▶ [Task goal]: All entries must be repeated exactly. No picture should appear in the result.

+---+

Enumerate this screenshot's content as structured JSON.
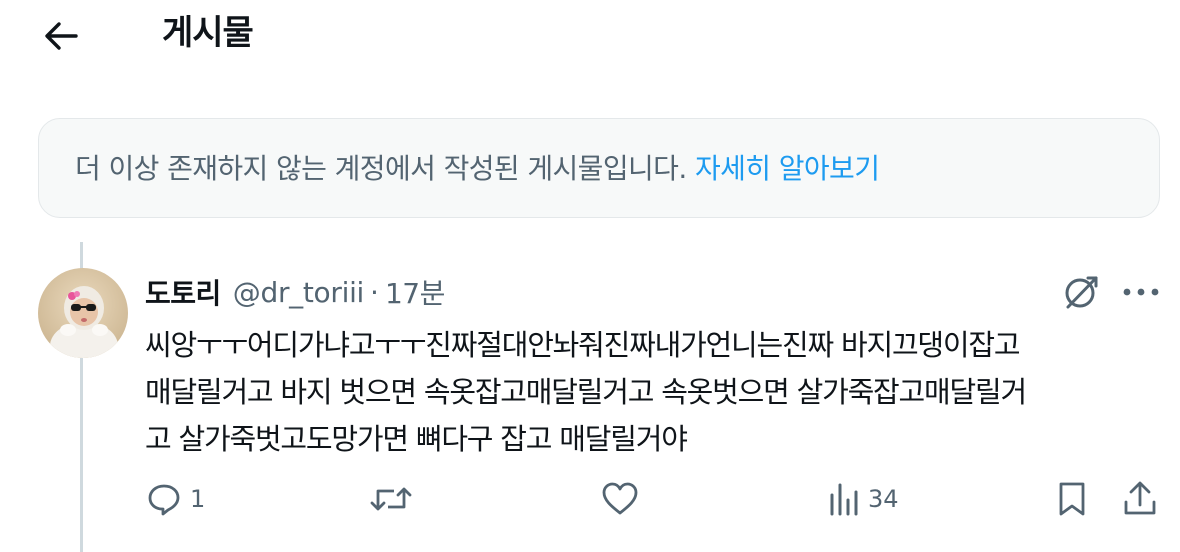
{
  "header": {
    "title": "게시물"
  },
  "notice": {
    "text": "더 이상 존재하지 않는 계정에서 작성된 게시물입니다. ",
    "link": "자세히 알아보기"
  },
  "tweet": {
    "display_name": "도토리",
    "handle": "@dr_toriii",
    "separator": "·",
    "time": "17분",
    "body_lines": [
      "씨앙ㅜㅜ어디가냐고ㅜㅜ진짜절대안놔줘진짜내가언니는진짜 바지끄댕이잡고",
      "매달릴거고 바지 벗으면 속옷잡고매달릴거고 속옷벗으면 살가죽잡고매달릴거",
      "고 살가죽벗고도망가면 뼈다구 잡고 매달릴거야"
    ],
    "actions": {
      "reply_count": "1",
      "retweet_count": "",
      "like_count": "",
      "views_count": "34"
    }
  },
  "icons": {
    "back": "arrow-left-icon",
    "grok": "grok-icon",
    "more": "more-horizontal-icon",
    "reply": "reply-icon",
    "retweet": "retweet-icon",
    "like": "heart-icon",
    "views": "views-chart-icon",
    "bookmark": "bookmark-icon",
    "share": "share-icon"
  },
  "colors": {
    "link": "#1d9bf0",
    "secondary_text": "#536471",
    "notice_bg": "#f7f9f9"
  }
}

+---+

▶ [Worked solution]:
Enumerate this screenshot's content as structured JSON.
{
  "header": {
    "title": "게시물"
  },
  "notice": {
    "text": "더 이상 존재하지 않는 계정에서 작성된 게시물입니다. ",
    "link": "자세히 알아보기"
  },
  "tweet": {
    "display_name": "도토리",
    "handle": "@dr_toriii",
    "separator": "·",
    "time": "17분",
    "body_lines": [
      "씨앙ㅜㅜ어디가냐고ㅜㅜ진짜절대안놔줘진짜내가언니는진짜 바지끄댕이잡고",
      "매달릴거고 바지 벗으면 속옷잡고매달릴거고 속옷벗으면 살가죽잡고매달릴거",
      "고 살가죽벗고도망가면 뼈다구 잡고 매달릴거야"
    ],
    "actions": {
      "reply_count": "1",
      "retweet_count": "",
      "like_count": "",
      "views_count": "34"
    }
  },
  "icons": {
    "back": "arrow-left-icon",
    "grok": "grok-icon",
    "more": "more-horizontal-icon",
    "reply": "reply-icon",
    "retweet": "retweet-icon",
    "like": "heart-icon",
    "views": "views-chart-icon",
    "bookmark": "bookmark-icon",
    "share": "share-icon"
  },
  "colors": {
    "link": "#1d9bf0",
    "secondary_text": "#536471",
    "notice_bg": "#f7f9f9"
  }
}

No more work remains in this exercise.